Courtesy of Barbara and Richard Rothschild
Evan Holloway is one of Los Angeles's most iconic artists. Identified with the city since the beginning of his career, he exemplifies a distinct West Coast art-historical tradition. Holloway led a generation that ushered in a new era of California-based art. His hands-on approach to sculpture evolved when the dominant discourse in art had moved away from presenting objects in space as a site of aesthetic investigation. What he describes as an "analog counterrevolution" is a one-man paean to the belief that standalone sculpture can be both conceptually complex and accessible to a general audience. Working a wide-ranging multimedia practice, his work is characterized by its playful approach to consumer culture and pop imagery. Holloway regularly incorporates everyday objects such as batteries or cinderblocks with hand-sculpted element.

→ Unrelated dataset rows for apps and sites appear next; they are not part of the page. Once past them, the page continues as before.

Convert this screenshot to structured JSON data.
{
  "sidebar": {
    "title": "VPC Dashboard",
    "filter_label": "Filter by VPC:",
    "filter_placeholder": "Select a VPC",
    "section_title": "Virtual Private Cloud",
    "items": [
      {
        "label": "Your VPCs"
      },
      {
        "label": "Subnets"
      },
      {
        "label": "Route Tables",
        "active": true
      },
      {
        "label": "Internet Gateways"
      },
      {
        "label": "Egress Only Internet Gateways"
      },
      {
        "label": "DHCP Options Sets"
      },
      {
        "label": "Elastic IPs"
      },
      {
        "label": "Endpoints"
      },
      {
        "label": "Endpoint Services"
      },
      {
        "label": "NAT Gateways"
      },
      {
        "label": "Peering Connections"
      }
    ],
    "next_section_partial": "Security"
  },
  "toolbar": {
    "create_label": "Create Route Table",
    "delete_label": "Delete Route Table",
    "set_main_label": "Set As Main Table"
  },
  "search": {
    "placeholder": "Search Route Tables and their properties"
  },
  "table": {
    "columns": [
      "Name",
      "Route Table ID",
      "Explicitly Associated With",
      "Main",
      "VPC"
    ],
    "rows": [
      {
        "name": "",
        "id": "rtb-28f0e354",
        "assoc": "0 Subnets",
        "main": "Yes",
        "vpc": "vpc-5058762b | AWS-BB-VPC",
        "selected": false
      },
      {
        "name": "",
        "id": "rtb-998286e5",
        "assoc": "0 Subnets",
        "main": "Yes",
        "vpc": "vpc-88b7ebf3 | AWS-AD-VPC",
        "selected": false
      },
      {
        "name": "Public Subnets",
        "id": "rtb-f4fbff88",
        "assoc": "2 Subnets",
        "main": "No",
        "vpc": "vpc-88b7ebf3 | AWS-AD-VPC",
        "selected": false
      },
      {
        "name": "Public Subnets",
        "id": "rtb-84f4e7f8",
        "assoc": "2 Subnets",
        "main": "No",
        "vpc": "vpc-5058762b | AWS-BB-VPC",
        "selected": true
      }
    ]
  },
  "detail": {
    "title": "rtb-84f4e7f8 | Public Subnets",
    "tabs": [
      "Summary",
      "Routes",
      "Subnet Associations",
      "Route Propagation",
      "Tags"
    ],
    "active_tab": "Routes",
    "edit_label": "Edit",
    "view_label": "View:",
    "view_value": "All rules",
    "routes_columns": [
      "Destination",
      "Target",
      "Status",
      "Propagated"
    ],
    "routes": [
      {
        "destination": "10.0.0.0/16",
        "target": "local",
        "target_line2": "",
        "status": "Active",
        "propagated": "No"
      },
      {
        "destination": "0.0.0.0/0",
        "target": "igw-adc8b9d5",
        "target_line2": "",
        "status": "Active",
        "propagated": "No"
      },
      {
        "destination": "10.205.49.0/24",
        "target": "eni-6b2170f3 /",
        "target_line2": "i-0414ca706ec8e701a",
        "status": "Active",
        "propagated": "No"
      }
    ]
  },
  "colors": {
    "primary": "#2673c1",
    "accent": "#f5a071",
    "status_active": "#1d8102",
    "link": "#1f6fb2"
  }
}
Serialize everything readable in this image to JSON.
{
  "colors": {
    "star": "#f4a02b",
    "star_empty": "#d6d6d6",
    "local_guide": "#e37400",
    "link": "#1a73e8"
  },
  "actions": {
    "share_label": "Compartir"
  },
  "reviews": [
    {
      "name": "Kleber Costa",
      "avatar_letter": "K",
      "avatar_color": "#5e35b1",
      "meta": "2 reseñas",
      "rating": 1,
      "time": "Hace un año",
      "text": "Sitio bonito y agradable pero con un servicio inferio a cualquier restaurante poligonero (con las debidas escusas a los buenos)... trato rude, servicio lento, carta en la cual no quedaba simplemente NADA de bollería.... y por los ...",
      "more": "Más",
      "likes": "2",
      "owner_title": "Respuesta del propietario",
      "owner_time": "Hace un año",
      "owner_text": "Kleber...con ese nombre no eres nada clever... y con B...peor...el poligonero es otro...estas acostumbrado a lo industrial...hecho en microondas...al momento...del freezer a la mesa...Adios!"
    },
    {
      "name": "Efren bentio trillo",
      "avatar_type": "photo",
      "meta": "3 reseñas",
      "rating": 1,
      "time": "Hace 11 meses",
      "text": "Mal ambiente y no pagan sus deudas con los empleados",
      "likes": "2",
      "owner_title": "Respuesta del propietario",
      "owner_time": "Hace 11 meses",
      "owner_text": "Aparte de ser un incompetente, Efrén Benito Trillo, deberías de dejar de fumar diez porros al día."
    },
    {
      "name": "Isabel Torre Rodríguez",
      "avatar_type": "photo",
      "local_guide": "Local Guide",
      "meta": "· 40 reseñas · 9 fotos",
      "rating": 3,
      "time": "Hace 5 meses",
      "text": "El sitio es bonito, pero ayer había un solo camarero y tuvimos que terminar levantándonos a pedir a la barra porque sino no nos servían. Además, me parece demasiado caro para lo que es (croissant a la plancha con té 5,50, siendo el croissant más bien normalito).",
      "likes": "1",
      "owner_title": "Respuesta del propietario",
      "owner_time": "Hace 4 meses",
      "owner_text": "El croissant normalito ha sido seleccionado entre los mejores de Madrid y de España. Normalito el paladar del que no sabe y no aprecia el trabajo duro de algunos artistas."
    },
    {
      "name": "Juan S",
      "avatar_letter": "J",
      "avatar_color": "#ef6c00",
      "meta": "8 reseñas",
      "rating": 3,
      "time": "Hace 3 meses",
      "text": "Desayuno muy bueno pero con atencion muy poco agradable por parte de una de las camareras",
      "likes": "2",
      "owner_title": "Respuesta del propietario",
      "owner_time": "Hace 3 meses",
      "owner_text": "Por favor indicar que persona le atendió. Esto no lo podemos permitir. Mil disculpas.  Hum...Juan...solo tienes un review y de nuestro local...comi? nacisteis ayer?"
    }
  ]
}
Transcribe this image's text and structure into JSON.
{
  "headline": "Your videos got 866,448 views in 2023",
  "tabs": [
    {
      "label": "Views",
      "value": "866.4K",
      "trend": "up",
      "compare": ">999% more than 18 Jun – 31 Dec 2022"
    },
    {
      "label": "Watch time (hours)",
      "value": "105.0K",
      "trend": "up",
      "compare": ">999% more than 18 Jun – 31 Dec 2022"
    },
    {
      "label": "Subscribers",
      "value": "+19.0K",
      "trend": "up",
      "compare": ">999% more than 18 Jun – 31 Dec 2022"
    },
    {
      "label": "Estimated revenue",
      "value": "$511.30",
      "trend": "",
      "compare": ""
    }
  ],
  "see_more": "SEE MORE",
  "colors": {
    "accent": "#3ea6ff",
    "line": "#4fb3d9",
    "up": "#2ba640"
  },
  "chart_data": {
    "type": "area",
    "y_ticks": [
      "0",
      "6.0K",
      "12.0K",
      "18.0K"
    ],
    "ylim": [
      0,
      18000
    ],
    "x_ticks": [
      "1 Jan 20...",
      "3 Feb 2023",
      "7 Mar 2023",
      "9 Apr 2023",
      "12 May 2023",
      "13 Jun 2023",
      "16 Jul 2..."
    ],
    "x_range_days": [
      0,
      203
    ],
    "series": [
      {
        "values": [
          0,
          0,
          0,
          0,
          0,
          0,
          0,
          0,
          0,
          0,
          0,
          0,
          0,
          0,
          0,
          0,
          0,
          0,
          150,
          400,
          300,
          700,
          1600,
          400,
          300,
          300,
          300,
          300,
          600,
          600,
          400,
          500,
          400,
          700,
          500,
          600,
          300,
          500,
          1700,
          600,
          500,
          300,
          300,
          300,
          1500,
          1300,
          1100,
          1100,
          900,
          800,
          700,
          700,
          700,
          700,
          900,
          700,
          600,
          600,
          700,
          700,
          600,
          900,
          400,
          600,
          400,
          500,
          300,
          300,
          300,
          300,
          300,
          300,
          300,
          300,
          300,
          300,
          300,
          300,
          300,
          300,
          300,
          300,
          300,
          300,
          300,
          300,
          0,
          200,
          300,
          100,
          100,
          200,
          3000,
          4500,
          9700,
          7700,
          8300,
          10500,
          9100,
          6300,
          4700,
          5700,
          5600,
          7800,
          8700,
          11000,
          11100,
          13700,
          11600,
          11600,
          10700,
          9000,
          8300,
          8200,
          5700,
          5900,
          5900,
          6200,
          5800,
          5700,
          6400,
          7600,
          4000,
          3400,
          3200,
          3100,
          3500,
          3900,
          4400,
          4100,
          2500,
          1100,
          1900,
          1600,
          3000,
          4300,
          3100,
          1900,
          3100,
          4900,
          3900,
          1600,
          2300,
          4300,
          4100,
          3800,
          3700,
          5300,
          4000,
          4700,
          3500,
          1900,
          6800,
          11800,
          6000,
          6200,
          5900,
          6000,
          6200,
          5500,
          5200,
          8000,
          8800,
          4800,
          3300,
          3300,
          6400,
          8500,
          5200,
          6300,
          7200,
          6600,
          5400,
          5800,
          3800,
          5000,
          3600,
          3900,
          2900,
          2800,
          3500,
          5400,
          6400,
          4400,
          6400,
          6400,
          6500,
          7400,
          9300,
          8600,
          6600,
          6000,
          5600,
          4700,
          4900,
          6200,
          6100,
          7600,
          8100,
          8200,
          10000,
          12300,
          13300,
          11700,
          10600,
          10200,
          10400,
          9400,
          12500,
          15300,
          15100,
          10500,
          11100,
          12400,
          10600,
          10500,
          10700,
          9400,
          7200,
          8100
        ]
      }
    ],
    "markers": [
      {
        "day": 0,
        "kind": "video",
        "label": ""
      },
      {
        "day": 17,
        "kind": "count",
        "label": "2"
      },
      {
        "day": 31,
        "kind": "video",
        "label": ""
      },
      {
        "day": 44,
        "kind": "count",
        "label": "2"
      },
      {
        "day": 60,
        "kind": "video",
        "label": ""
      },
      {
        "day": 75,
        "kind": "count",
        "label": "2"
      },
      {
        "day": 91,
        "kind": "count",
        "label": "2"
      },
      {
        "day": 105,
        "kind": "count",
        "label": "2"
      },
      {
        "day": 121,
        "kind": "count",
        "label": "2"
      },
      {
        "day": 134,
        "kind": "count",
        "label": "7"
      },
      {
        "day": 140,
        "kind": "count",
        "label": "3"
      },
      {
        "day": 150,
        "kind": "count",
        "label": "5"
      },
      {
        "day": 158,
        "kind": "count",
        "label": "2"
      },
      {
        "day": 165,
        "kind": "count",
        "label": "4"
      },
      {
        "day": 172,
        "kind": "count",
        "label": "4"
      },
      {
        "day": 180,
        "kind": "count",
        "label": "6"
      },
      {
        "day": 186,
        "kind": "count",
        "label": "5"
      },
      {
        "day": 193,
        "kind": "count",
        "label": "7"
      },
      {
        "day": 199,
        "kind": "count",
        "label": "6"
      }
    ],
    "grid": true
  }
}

His work is suffused with a prickly beauty that is at once personal and universal.
Holloway's work has been highlighted in major surveys such as the 2002 Whitney Biennial, and the artist’s major exhibitions include those held at Paula Cooper Gallery in New York, David Kordansky Gallery in Los Angeles, and the San Francisco Museum of Art. Holloway’s work is included in the collections of the Museum of Contemporary Art Los Angeles and the Hirshhorn Museum in Washington, D.C., among others.